a canon creates the impression that . . . the best is known, the rest is not worth knowing.
The value of a canon is that it provides an overview, it’s a mirror. Seemingly so. But the field is way to vast and confusing. We need a canon. It puts it all in perspective, when there’s progression, a period of blooming, or decay, the canon will tell us. A canon makes clear how designer react to each others creative work, and when our ideas and insights change the canon changes with them. In a canon you’ve got winners and a second set. The superstars, the rock stars, the worker bees. This pyramid-shaped canon is strengthened by today’s obsession with celebrity. Members of the design community cross-over to the ‘upper-class’ of celebrities. Their light shines brightly on events, talk, panels. Good on them… It crawls along an Anglo-American axis though. And I’m prone to the editorial pitfall it entails.
In this system of canon and celebrity there often is little room for female designers. Gender obviously isn’t an issue exclusive to the design profession. There certainly exists a Glass Ceiling. And, as in many professions, it has nothing to do with talent, ability, or accomplishment. A very different canon can be compiled once the criteria are balanced.
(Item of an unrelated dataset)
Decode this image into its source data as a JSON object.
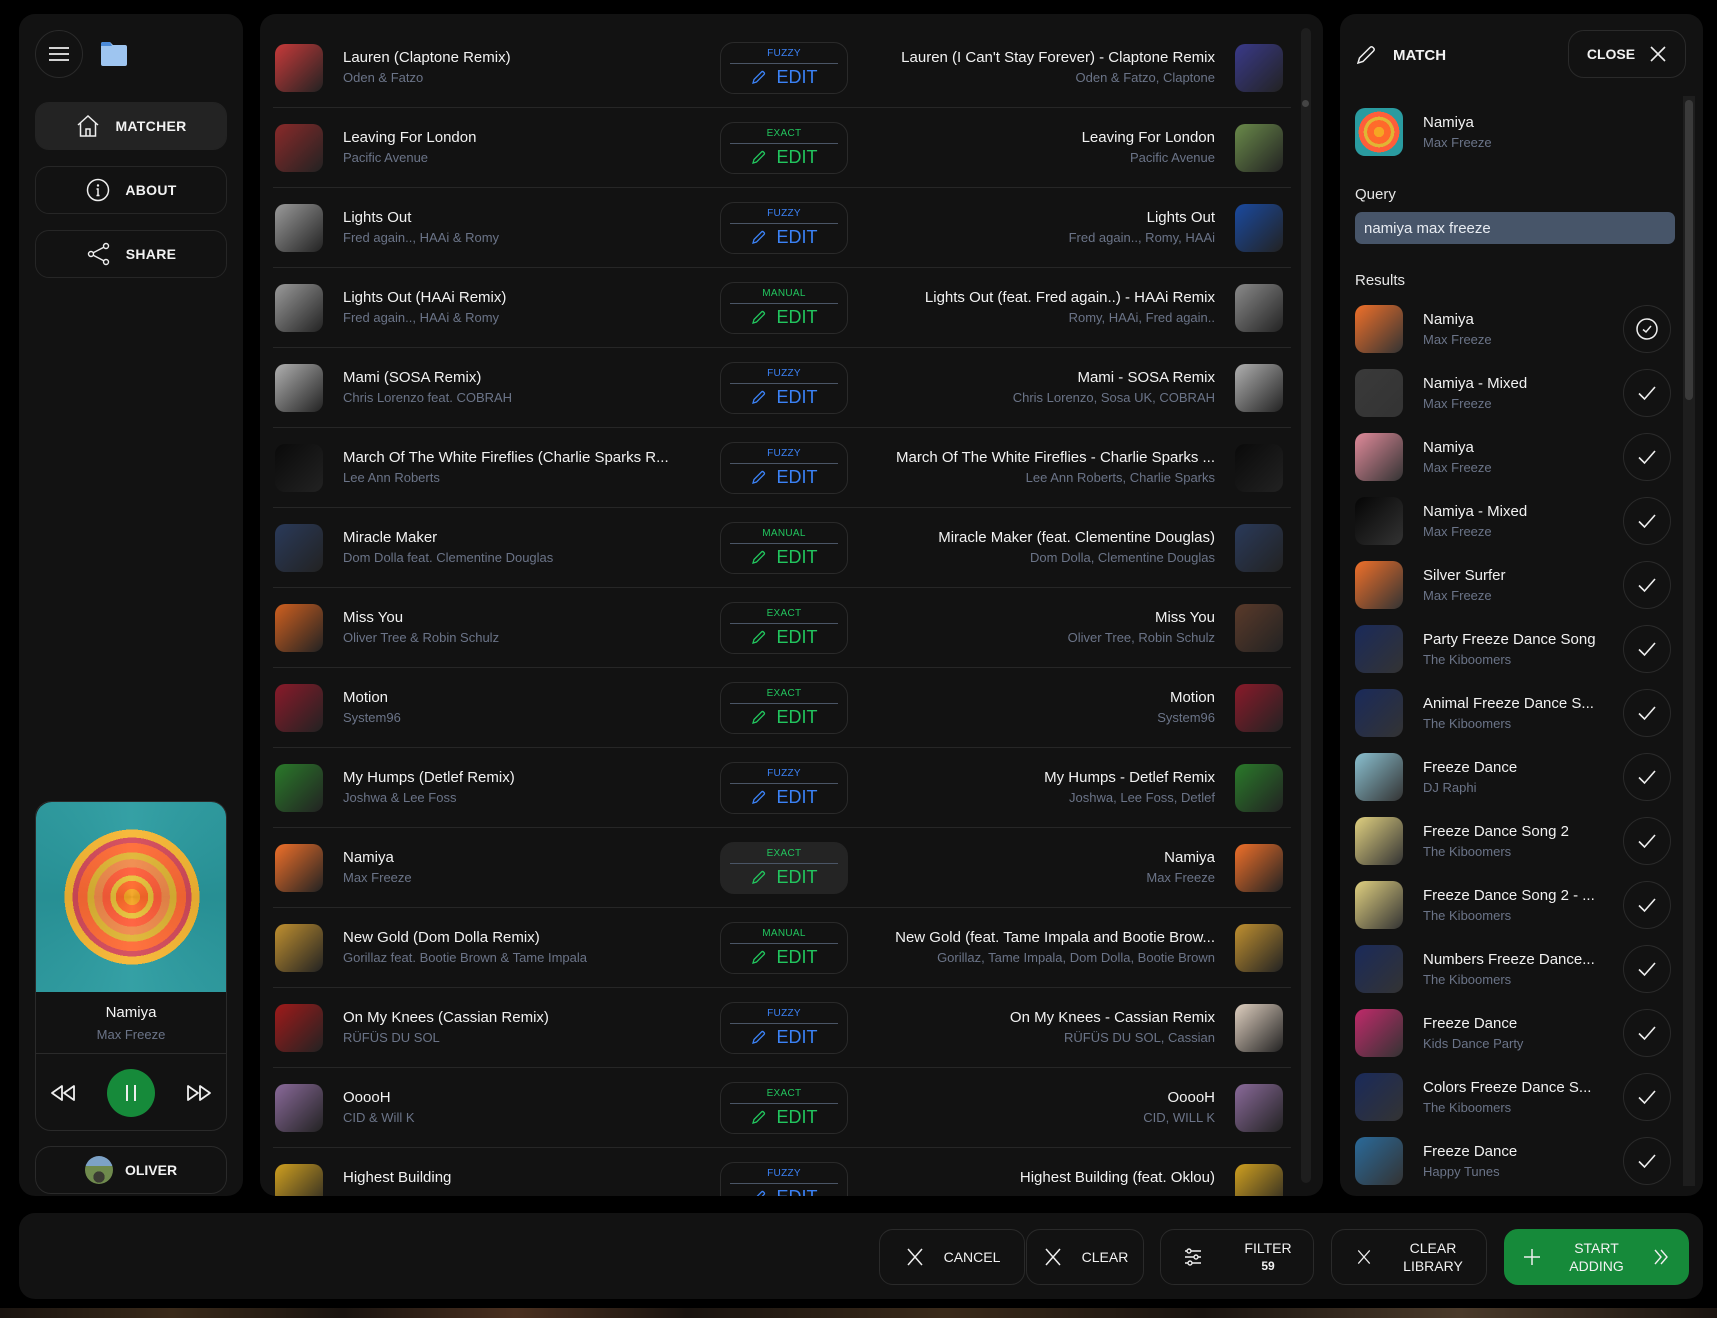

Regarding the amount of publications, the discussion about gender inequality mainly occurs on the Anglo-American axis. Perhaps less elsewhere. It’s a generation thing as well. Young designers who identify themselves not as much with militant feminism anymore, it seems a subject with less priority.
In a male dominated economic environment women sometimes have less opportunities to build a career and create visibility. On a panel discussion Milton Glaser once said
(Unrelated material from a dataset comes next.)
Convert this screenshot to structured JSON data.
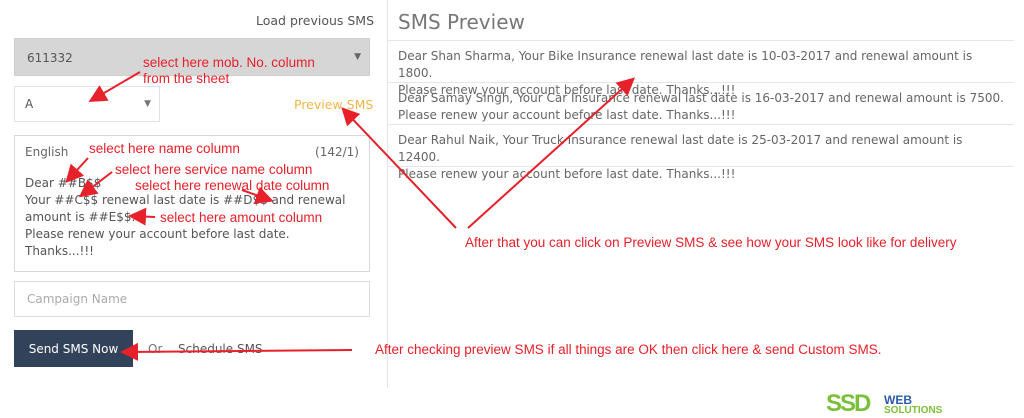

“that the reason there are so few female rock star graphic designers is that “women get pregnant, have children, go home and take care of their children. And those essential years that men are building their careers and becoming visible are basically denied to women who choose to be at home.” He continued: “Unless something very dramatic happens to the nature of the human experience then it’s never going to change.” About day care and nannies, he said, “None of them are good solutions.”
…and an icy silence descended on the room. Harsh, but true.
Sheila Levrant de Bretteville acknowledged that women represent different, female values. Quite the opposite of many women who don’t want to accentuate gender in their work. Many feminists of the 60s and 70s pointed to the importance of affective and creative professions in our society. Education, arts, health care, all can be defined as representing female values in society as a whole.
These values meanwhile are fully integrated in today’s creative economy, that is being pushed forward by the rise of digital techniques. No stopping that. Think of startups, freelancers, hipster culture, etc. A non-believer in the Age of Aquarius myself, I dont’t link female values with ’soft’ or new-age, as this assumes their opposites being ‘forceful’, goal oriented, in short: male values. For me ‘female values’ transcend such artificial contrasts: away with canons. In the age of networking creativity is the foremost value we all need.
Women of Graphic Design, curated by Tori Hinn (founder) and Kathleen Slebod.
The Women’s Design + Research Unit (WD+RU), founded in 1994 and run by a collective around Siân Cook and Teal Triggs.
Words for Designers, The Glass Ceiling, interviews with female graphic designers.
Martha Scotford’s now seminal essay ”Is There a Canon of Graphic Design History?”, first published in 1991 in the AIGA Journal.
Read also her update “Googling the design canon”, in: Design Observer, 28 July 2008.
Michael Bierut, “The Glass Ceiling”, in: Design Observer, 12 November 2006.
Indra Kupferschmid, ”Female speakers at conferences”, in: Kupferschrift, 23 July 2015
Isabelle Anscombe’s book A Woman’s Touch (Viking, 1984) was one of the first to focus on the contributions women made to textile, interior, and furniture design.
A few years later, Liz McQuiston wrote Women in Design (Rizzoli, 1988), which through bibliographic entries highlighted women working across the design disciplines.
Pat Kirkham’s, Women Designers in the USA, 1900–2000 (Yale University Press, 2000).
Bryony Gomez-Palacio and Armin Vit’s Women of Design (HOW Books, 2008).